[Data records for software interfaces]
☆ ☆ ☆ ☆ ☆
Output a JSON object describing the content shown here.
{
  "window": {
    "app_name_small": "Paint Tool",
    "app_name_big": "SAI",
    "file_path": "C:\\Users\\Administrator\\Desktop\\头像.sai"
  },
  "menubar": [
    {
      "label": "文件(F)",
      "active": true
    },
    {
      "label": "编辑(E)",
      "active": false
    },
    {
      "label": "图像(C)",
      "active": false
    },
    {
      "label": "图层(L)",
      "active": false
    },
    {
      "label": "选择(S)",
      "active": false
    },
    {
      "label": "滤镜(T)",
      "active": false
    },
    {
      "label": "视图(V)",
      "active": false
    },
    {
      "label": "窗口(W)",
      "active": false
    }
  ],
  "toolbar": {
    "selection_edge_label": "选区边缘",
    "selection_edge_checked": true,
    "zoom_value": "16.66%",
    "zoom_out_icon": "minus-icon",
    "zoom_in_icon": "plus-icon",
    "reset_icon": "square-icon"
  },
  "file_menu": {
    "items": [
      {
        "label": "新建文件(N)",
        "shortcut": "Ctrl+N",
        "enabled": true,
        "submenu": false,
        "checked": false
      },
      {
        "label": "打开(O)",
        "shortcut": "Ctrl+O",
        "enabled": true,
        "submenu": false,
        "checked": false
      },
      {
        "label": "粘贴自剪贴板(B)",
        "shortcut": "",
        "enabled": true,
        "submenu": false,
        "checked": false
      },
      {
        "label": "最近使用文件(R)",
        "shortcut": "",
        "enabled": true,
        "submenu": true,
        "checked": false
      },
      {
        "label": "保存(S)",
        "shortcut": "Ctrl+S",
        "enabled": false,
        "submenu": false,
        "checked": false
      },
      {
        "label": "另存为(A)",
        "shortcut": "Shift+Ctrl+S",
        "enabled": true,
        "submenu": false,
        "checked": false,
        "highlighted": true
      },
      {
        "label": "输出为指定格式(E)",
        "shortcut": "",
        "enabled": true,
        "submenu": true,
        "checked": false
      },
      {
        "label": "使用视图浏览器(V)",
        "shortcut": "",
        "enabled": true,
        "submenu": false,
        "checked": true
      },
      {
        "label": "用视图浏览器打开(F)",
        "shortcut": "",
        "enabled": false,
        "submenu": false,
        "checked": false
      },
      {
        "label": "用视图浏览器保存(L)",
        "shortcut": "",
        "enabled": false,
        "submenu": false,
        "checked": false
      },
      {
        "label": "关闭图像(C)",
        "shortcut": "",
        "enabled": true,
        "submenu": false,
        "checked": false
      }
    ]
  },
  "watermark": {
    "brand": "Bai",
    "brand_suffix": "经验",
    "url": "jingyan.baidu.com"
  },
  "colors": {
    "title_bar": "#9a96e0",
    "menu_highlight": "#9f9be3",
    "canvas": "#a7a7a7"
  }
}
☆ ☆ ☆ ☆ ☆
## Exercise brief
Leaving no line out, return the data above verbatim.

## Result of this task
Output a JSON object describing the content shown here.
{
  "window": {
    "app_name_small": "Paint Tool",
    "app_name_big": "SAI",
    "file_path": "C:\\Users\\Administrator\\Desktop\\头像.sai"
  },
  "menubar": [
    {
      "label": "文件(F)",
      "active": true
    },
    {
      "label": "编辑(E)",
      "active": false
    },
    {
      "label": "图像(C)",
      "active": false
    },
    {
      "label": "图层(L)",
      "active": false
    },
    {
      "label": "选择(S)",
      "active": false
    },
    {
      "label": "滤镜(T)",
      "active": false
    },
    {
      "label": "视图(V)",
      "active": false
    },
    {
      "label": "窗口(W)",
      "active": false
    }
  ],
  "toolbar": {
    "selection_edge_label": "选区边缘",
    "selection_edge_checked": true,
    "zoom_value": "16.66%",
    "zoom_out_icon": "minus-icon",
    "zoom_in_icon": "plus-icon",
    "reset_icon": "square-icon"
  },
  "file_menu": {
    "items": [
      {
        "label": "新建文件(N)",
        "shortcut": "Ctrl+N",
        "enabled": true,
        "submenu": false,
        "checked": false
      },
      {
        "label": "打开(O)",
        "shortcut": "Ctrl+O",
        "enabled": true,
        "submenu": false,
        "checked": false
      },
      {
        "label": "粘贴自剪贴板(B)",
        "shortcut": "",
        "enabled": true,
        "submenu": false,
        "checked": false
      },
      {
        "label": "最近使用文件(R)",
        "shortcut": "",
        "enabled": true,
        "submenu": true,
        "checked": false
      },
      {
        "label": "保存(S)",
        "shortcut": "Ctrl+S",
        "enabled": false,
        "submenu": false,
        "checked": false
      },
      {
        "label": "另存为(A)",
        "shortcut": "Shift+Ctrl+S",
        "enabled": true,
        "submenu": false,
        "checked": false,
        "highlighted": true
      },
      {
        "label": "输出为指定格式(E)",
        "shortcut": "",
        "enabled": true,
        "submenu": true,
        "checked": false
      },
      {
        "label": "使用视图浏览器(V)",
        "shortcut": "",
        "enabled": true,
        "submenu": false,
        "checked": true
      },
      {
        "label": "用视图浏览器打开(F)",
        "shortcut": "",
        "enabled": false,
        "submenu": false,
        "checked": false
      },
      {
        "label": "用视图浏览器保存(L)",
        "shortcut": "",
        "enabled": false,
        "submenu": false,
        "checked": false
      },
      {
        "label": "关闭图像(C)",
        "shortcut": "",
        "enabled": true,
        "submenu": false,
        "checked": false
      }
    ]
  },
  "watermark": {
    "brand": "Bai",
    "brand_suffix": "经验",
    "url": "jingyan.baidu.com"
  },
  "colors": {
    "title_bar": "#9a96e0",
    "menu_highlight": "#9f9be3",
    "canvas": "#a7a7a7"
  }
}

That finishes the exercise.